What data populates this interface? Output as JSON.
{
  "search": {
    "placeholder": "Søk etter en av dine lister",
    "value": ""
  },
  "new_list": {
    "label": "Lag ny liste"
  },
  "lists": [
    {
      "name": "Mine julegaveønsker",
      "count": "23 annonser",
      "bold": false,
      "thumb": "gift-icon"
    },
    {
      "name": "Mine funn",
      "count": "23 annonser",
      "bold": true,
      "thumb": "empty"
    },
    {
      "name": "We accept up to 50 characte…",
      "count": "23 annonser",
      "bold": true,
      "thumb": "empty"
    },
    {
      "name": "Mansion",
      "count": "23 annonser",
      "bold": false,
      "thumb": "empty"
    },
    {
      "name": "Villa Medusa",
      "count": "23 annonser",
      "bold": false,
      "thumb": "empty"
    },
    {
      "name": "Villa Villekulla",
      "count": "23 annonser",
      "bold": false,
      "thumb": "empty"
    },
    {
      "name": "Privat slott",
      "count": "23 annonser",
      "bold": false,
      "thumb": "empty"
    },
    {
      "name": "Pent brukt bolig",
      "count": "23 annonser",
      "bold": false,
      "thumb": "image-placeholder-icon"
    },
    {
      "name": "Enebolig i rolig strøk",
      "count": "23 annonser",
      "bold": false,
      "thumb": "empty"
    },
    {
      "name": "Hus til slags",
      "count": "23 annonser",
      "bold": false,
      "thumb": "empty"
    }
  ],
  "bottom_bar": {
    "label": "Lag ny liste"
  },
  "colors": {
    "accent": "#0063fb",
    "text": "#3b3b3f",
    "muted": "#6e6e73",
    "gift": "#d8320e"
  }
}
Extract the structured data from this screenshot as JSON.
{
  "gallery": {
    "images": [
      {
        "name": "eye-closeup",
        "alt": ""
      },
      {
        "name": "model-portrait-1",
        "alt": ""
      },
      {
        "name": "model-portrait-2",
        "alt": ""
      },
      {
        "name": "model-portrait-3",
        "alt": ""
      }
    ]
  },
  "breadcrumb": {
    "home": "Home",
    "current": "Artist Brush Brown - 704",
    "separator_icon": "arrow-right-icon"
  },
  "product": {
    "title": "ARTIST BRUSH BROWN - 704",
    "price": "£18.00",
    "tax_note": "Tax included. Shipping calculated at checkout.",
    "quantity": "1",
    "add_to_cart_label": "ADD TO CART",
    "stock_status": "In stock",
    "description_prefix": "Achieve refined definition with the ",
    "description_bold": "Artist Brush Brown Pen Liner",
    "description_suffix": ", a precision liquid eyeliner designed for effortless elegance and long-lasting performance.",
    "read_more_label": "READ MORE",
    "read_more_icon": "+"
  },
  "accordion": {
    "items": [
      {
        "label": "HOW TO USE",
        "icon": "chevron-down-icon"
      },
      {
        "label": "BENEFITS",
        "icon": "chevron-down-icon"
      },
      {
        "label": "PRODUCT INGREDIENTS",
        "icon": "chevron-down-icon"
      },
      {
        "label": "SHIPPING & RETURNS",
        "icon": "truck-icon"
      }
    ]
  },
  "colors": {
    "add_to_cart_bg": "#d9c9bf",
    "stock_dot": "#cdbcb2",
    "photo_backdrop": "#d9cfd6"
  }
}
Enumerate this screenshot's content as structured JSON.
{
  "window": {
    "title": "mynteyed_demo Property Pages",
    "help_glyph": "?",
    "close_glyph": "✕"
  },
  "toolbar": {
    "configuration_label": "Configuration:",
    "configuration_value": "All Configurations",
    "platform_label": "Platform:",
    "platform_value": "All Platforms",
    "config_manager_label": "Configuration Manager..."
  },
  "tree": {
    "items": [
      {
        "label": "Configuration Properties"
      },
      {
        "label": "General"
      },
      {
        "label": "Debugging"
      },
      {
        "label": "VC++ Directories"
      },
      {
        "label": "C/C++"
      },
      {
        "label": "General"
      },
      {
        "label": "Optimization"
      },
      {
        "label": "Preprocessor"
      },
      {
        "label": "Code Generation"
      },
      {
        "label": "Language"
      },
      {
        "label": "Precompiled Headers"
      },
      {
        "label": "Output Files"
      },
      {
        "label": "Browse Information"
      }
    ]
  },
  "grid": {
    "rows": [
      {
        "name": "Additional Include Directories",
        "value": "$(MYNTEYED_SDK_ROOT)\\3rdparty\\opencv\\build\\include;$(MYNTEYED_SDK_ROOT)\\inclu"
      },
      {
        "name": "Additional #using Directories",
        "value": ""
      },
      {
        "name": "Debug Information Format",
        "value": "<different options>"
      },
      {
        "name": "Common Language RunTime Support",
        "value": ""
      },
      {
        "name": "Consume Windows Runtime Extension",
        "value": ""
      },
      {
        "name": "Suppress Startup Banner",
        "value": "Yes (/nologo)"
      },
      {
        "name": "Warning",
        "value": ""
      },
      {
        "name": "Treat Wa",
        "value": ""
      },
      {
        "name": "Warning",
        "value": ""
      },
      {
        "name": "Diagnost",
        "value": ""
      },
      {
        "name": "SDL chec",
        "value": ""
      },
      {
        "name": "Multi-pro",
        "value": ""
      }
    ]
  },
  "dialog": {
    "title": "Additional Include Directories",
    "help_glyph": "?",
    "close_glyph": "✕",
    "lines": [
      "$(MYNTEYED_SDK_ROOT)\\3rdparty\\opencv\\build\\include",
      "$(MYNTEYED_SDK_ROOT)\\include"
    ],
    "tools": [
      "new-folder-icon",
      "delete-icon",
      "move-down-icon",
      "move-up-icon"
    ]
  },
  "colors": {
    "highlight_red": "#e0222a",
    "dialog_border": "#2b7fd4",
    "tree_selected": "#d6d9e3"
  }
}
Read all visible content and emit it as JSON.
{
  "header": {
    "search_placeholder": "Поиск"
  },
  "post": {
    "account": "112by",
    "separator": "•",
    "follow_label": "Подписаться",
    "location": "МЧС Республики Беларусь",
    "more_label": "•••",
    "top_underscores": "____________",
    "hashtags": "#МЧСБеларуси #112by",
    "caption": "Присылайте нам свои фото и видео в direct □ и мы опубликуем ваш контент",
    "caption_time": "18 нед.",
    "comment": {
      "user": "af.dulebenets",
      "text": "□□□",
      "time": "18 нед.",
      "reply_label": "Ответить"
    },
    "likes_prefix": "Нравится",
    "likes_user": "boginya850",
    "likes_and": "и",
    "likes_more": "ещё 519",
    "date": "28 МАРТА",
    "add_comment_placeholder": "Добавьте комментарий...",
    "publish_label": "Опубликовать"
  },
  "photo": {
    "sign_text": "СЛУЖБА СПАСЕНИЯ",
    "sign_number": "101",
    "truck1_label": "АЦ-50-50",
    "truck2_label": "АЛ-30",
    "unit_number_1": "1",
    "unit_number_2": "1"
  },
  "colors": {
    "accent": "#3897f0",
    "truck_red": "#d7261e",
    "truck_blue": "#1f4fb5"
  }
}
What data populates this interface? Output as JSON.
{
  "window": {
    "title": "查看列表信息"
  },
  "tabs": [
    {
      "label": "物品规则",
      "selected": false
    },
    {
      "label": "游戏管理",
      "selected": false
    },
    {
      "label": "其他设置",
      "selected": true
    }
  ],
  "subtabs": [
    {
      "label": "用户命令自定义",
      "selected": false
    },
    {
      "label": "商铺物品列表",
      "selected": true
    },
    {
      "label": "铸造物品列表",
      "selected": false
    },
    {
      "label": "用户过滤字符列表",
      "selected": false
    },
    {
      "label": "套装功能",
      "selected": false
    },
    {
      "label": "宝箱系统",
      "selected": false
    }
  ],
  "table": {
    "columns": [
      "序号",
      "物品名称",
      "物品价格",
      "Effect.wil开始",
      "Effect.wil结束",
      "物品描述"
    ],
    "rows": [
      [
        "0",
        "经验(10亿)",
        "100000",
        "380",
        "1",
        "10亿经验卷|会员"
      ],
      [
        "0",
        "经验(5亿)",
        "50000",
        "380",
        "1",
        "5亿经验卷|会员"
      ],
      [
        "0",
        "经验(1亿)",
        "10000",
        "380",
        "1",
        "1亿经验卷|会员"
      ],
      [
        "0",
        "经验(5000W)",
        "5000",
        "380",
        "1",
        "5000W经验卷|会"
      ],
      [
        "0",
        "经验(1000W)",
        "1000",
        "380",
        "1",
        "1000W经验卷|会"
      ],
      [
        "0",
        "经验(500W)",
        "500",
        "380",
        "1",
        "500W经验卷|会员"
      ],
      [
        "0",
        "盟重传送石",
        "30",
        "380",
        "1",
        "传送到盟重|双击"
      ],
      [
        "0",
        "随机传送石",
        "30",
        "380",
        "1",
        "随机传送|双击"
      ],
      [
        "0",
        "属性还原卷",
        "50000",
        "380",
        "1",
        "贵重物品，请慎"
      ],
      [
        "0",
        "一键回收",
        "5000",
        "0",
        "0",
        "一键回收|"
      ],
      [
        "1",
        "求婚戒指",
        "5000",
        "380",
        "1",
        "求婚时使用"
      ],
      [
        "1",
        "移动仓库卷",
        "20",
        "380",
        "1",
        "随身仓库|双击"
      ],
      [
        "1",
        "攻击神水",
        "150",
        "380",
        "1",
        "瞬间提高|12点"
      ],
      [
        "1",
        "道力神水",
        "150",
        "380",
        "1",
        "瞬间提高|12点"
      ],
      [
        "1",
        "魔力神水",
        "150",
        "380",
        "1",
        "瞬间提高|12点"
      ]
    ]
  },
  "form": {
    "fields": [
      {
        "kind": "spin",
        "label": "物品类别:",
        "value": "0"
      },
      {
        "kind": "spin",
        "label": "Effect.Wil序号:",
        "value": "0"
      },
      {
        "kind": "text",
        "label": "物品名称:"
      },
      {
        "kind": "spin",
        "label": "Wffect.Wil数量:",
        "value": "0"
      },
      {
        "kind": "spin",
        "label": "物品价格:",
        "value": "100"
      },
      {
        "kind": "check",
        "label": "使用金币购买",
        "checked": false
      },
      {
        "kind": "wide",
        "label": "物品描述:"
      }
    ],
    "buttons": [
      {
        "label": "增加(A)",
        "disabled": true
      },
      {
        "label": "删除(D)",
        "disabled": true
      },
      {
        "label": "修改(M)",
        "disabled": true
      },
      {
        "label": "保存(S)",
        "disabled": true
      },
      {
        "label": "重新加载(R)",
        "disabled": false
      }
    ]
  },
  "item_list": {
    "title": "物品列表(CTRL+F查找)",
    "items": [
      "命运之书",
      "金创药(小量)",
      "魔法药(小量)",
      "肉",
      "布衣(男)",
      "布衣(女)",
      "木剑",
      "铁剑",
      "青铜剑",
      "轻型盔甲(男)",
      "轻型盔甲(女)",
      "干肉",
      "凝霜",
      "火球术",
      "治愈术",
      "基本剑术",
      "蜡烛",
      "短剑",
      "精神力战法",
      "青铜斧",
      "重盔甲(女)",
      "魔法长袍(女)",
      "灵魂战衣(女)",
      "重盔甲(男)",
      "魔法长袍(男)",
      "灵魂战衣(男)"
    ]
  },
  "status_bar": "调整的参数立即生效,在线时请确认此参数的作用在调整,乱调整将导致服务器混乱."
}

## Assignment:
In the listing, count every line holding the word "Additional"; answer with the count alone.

## Answer section:
3